November 2nd was the last day before the Austrian government began to enforce new COVID-19 restrictions. Everyone in Vienna wanted to get a last night out with friends and family, as it could be the final few hours that they could spend with others for several months. Unfortunately, that evening, multiple gunmen armed with rifles opened fire on a main street in Vienna that had many shops, theaters, and restaurants. The gunmen killed four people and wounded fourteen, including six who were in critical condition. The police killed one unnamed gunman during a shootout, who was identified as an ISIS sympathizer. The following day, Tuesday, the Vienese police, with over 1,000 officers, were still searching the city for the other shooters. The Austrian Army was called in to protect official buildings in order to free up police officers for the search. Although the shooting did occur near the main Jewish synagogue in Vienna, it is unclear whether this location, closed at the time of the attack, was the intended target. It appears that this event was simply a terrorist attack aimed at the Austrian government and people. The day following the shooting, the Interior Minister of Austria said, “Yesterday’s attack was an attack on our values and a completely useless attempt to weaken our democratic society or to divide it.”

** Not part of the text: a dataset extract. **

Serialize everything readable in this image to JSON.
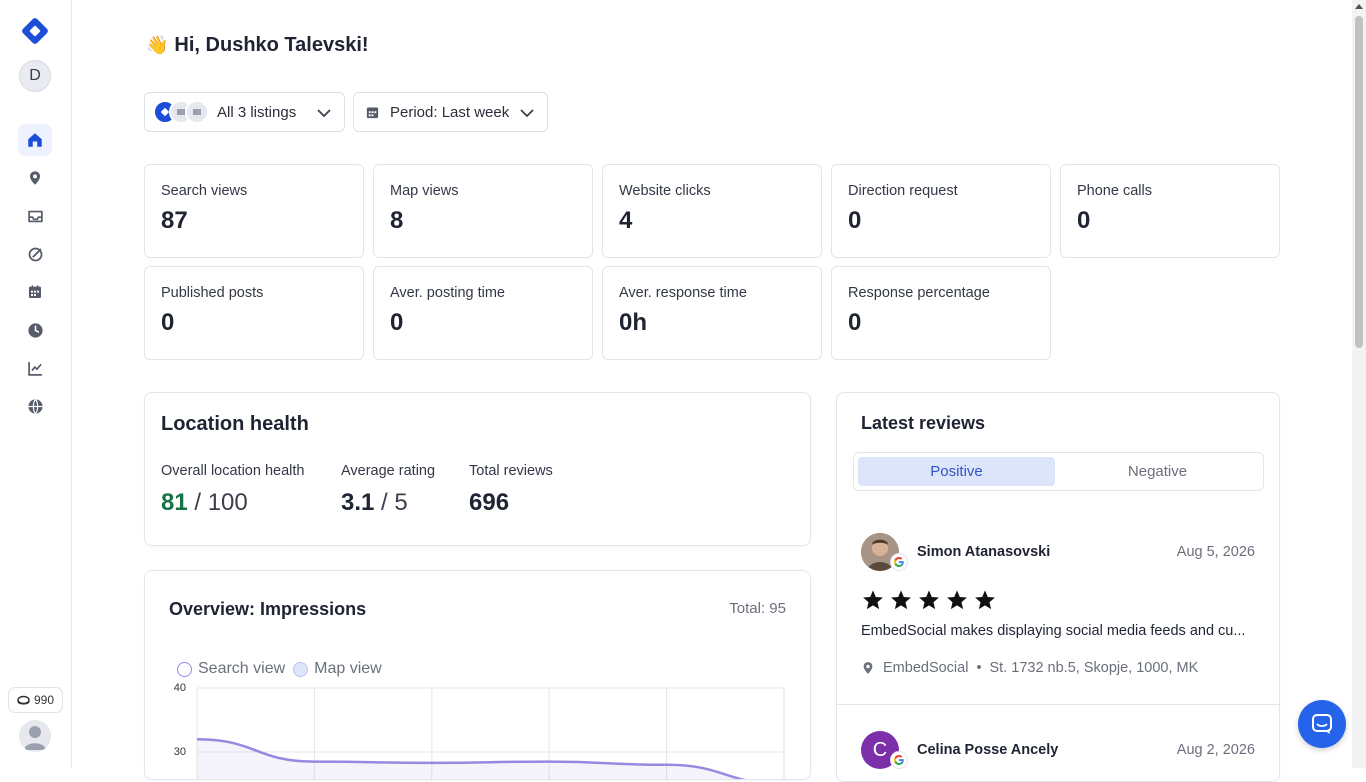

In the United States, many people like to think that terrorists, specifically the Islamic State, have been defeated and are no longer a threat to surrounding nations. This is far from the truth. Although the majority of ISIS fighting forces have been defeated, they are still a threat. Some elements go into hiding, working in the shadows to recruit and fight against Western countries. These efforts culminate in attacks like the one on November 2nd, and many others across Europe, and the world. France has experienced many of these attacks recently, although others do occur in a variety of countries. The United States and its allies must remain vigilant in their efforts to eliminate extremism in the Middle East, and to foster diplomacy and strong international connections with the West. If this cannot be achieved, then the US should do what it deems necessary to keep the country, and its citizens, safe from harm. Until stability and peace are achieved in the Middle East, then the United States should keep a military presence there.